A blood stained cloth draped over a chair on a dimly lit stage, things are badly awry even before the arrival of Ambika Mod and Andrew Shires, the duo collectively known as Megan from HR, with their “sketch comedy horror” show Children of the Quorn, currently running just off the Cowgate at the Edinburgh Fringe.
“Next time, do it outside on the street then I won’t have have to clean up the blood.” The request is exasperated, a feeling which is to become familiar over the next fifty-five minutes as the duo flash back to reveal the events which apparently led to this moment as they pull out the ouija board in preparation for a séance.
The flyer depicting Mod and Shires in the forest wearing dark hats and modest dress, a play upon the cult horror Children of the Corn, the ultimate in alternative lifestyles being not only submission to a religious cult but finding themselves the only vegetarians within that cult, opens up a wealth of cross-cultural observations and outsider jokes of the awkwardness of combining human sacrifice with a meat-free diet.
Sadly, Children of the Quorn is not that show. Instead, the awkward party hosts waiting for the rest of the guests to arrive and refusing to believe nobody else (the dead) is coming to their séance, Mod and Shires attempt to “entertain” with a series of embarrassingly amateur attempts at comedy, laboured jokes of little wit or originality which were not pollinated in the fertile fields of folk horror Americana.

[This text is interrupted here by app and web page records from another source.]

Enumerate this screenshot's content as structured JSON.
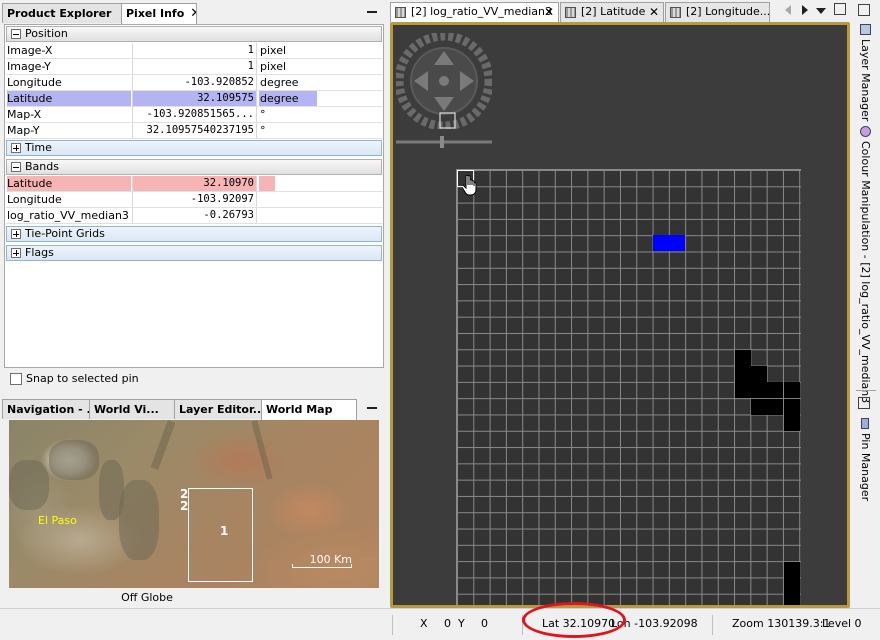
{
  "left_tabs": [
    {
      "label": "Product Explorer",
      "active": false
    },
    {
      "label": "Pixel Info",
      "active": true
    }
  ],
  "pixel_info": {
    "sections": {
      "position": "Position",
      "time": "Time",
      "bands": "Bands",
      "tie_point_grids": "Tie-Point Grids",
      "flags": "Flags"
    },
    "position_rows": [
      {
        "name": "Image-X",
        "value": "1",
        "unit": "pixel"
      },
      {
        "name": "Image-Y",
        "value": "1",
        "unit": "pixel"
      },
      {
        "name": "Longitude",
        "value": "-103.920852",
        "unit": "degree"
      },
      {
        "name": "Latitude",
        "value": "32.109575",
        "unit": "degree"
      },
      {
        "name": "Map-X",
        "value": "-103.920851565...",
        "unit": "°"
      },
      {
        "name": "Map-Y",
        "value": "32.10957540237195",
        "unit": "°"
      }
    ],
    "band_rows": [
      {
        "name": "Latitude",
        "value": "32.10970",
        "unit": ""
      },
      {
        "name": "Longitude",
        "value": "-103.92097",
        "unit": ""
      },
      {
        "name": "log_ratio_VV_median3",
        "value": "-0.26793",
        "unit": ""
      }
    ],
    "snap_label": "Snap to selected pin"
  },
  "nav_tabs": [
    {
      "label": "Navigation - ..."
    },
    {
      "label": "World Vi..."
    },
    {
      "label": "Layer Editor..."
    },
    {
      "label": "World Map"
    }
  ],
  "world_map": {
    "city": "El Paso",
    "label_a": "2",
    "label_b": "2",
    "label_c": "1",
    "scale": "100 Km",
    "footer": "Off Globe"
  },
  "doc_tabs": [
    {
      "label": "[2] log_ratio_VV_median3",
      "active": true
    },
    {
      "label": "[2] Latitude",
      "active": false
    },
    {
      "label": "[2] Longitude...",
      "active": false
    }
  ],
  "right_tabs": {
    "layer_manager": "Layer Manager",
    "colour_manipulation": "Colour Manipulation - [2] log_ratio_VV_median3",
    "pin_manager": "Pin Manager"
  },
  "status": {
    "x_label": "X",
    "x_value": "0",
    "y_label": "Y",
    "y_value": "0",
    "lat": "Lat 32.10970",
    "lon": "Lon -103.92098",
    "zoom": "Zoom 130139.3:1",
    "level": "Level 0"
  },
  "colors": {
    "highlight_lat_position": "#b4b4f2",
    "highlight_lat_band": "#f6b4b4",
    "frame": "#b89a3c",
    "annotation": "#e0141e"
  }
}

A large room with no amplification and harsh spotlights behind the performers which dazzle the audience more than the mediocre talent, they are without microphones and competing with the noises from the bar behind but make no attempt to compensate, mumbling their lines then explaining the jokes in an attempt to prove how clever they are; spoiler alert: they aren’t.

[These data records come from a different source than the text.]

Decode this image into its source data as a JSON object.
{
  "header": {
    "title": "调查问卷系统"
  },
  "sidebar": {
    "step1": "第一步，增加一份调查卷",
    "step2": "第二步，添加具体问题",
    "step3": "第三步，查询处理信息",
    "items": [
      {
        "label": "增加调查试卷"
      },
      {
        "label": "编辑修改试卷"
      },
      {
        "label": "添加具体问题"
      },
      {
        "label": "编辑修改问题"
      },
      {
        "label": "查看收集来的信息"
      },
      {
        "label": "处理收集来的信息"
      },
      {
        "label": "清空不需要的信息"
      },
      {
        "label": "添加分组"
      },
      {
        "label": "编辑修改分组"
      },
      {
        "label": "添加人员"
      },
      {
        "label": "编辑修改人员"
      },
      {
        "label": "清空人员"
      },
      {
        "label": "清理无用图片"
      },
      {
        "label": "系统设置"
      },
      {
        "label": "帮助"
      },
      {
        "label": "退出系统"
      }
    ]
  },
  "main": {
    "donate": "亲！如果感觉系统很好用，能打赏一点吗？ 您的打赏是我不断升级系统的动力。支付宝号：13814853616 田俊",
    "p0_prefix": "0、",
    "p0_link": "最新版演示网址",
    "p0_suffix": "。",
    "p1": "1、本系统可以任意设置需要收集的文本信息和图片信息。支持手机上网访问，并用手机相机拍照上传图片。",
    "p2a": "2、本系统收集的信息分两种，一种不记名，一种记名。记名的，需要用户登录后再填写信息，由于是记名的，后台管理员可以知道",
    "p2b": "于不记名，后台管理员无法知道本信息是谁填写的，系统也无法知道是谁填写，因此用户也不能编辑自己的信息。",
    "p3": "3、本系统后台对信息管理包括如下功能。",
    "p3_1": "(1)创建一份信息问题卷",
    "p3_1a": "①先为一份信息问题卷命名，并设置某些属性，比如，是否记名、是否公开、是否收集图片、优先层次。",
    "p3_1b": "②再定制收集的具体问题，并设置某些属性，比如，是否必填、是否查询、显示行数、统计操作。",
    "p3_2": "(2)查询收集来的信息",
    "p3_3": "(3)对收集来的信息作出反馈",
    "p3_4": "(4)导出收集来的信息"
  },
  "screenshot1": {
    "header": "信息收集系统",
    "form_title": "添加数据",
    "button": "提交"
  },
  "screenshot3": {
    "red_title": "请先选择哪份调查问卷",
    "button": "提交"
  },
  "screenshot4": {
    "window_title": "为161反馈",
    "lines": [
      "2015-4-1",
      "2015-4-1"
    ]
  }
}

There is no attempt to create or differentiate characters in the sketches, and with terrible diction and little attempt to make their voices reach beyond the front rows other than when each weak punchline is followed by shouting “you idiots” at the audience, presumably for actually paying to enter the venue, and rather than a tasty alternative satirical snack Children of the Quorn is more akin to choking on quicksand.